New York City schools have been temporarily blocked from enforcing a vaccine mandate for its teachers and other workers by a federal appeals judge just days before it was to take effect.
The worker mandate for the the nation’s largest school system was set to go into effect Monday.

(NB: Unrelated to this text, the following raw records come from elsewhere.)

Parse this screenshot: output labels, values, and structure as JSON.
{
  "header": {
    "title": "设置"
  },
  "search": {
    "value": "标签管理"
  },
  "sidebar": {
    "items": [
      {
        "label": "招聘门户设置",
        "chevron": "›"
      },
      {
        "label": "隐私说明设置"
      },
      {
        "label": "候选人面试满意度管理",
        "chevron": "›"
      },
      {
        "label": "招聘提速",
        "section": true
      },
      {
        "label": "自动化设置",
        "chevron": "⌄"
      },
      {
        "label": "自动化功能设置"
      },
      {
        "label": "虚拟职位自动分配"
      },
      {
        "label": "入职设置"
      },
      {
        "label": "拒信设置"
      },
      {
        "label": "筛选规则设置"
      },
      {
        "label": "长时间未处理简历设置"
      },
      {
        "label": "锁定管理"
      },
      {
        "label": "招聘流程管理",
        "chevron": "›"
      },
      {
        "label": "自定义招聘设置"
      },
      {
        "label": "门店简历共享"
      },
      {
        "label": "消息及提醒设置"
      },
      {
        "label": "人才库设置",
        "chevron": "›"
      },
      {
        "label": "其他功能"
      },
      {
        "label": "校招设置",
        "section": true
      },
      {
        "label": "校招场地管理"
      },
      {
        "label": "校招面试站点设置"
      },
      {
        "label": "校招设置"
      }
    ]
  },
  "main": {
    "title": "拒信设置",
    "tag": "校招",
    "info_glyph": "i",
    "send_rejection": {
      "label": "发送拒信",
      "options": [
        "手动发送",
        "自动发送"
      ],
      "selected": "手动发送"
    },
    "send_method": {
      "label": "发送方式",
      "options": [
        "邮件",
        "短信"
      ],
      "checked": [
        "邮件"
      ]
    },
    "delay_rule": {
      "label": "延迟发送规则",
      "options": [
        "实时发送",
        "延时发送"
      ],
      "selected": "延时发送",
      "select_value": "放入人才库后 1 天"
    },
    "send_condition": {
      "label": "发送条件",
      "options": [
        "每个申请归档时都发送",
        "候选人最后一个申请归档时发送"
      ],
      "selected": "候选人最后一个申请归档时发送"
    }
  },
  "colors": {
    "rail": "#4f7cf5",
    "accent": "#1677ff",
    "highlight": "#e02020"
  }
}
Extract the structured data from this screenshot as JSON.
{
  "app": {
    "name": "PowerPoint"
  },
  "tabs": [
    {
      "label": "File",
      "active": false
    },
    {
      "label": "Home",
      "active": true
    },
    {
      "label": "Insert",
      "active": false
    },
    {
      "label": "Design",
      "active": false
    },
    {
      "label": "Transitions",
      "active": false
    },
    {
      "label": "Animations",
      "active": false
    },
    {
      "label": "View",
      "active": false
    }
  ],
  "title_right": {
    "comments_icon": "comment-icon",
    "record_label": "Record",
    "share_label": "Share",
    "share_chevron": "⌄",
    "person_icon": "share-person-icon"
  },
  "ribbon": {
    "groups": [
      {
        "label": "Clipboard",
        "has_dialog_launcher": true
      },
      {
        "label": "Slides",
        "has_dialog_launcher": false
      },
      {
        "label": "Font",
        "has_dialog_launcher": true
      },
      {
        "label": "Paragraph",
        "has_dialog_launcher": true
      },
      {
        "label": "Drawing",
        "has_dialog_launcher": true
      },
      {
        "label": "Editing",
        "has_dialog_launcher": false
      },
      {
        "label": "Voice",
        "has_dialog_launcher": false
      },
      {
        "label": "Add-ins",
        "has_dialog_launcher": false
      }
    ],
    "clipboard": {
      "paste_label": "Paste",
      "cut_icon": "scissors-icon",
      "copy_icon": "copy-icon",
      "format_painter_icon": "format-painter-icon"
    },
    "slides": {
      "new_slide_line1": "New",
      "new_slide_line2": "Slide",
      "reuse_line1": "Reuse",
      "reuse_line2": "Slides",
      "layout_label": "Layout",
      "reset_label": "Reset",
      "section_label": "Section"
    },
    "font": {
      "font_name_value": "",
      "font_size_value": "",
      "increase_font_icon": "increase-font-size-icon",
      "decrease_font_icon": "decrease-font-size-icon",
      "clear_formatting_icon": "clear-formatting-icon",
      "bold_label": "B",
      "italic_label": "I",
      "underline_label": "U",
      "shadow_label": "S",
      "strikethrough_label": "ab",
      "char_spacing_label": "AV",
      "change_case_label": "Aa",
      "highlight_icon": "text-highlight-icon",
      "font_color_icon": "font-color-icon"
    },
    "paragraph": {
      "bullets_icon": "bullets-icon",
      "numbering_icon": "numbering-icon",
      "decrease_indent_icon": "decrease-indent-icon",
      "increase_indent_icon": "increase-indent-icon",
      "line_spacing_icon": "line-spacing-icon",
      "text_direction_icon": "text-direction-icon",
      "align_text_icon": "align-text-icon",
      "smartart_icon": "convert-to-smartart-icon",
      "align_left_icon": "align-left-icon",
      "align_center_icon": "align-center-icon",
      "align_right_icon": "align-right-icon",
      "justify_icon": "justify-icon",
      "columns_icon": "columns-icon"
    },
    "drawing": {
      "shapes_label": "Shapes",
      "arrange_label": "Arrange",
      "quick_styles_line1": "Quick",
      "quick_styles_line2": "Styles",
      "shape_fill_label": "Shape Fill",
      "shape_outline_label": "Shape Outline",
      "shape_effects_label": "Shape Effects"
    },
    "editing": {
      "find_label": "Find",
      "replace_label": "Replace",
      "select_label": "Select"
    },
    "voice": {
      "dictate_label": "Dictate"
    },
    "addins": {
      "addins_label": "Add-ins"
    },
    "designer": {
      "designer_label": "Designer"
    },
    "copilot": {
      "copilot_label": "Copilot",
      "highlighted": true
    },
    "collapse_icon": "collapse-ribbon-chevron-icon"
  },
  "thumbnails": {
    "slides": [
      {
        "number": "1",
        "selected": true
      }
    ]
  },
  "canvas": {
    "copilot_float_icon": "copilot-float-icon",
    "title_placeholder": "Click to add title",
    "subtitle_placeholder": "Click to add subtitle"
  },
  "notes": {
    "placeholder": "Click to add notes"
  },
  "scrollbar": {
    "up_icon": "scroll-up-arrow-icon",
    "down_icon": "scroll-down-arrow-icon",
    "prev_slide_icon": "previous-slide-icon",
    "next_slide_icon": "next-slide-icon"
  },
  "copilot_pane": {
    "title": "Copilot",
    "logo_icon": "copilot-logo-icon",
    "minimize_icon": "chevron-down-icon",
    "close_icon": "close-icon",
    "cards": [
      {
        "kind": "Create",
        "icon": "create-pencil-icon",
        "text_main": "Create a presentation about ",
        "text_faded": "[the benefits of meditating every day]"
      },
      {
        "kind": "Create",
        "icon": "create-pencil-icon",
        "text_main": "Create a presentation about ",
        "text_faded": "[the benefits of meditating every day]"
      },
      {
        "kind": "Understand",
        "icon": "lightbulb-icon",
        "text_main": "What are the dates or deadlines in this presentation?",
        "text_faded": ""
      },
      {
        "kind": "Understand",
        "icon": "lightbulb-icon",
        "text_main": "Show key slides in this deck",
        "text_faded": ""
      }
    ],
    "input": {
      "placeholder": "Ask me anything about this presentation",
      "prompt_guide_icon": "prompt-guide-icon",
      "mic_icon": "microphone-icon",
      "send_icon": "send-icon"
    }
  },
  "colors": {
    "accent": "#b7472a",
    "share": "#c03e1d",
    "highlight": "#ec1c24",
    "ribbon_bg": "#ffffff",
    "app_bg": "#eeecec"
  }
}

But late Friday, a judge for the 2nd U.S. Circuit Court of Appeals granted a temporary injunction and referred the case to a three-judge panel an an expedited basis.
Department of Education spokesperson Danielle Filson said officials seeking a speedy resolution by the circuit court next week.
“We’re confident our vaccine mandate will continue to be upheld once all the facts have been presented, because that is the level of protection our students and staff deserve," Filson said in an email.
She said more than 82% of department employees have been vaccinated.
While most school workers have been vaccinated, unions representing New York City principals and teachers warned that could still leave the 1 million-student school system short of as many as 10,000 teachers, along with other staffers, such as cafeteria workers and school police officers.
New York City Mayor Bill de Blasio has resisted calls to delay the mandate.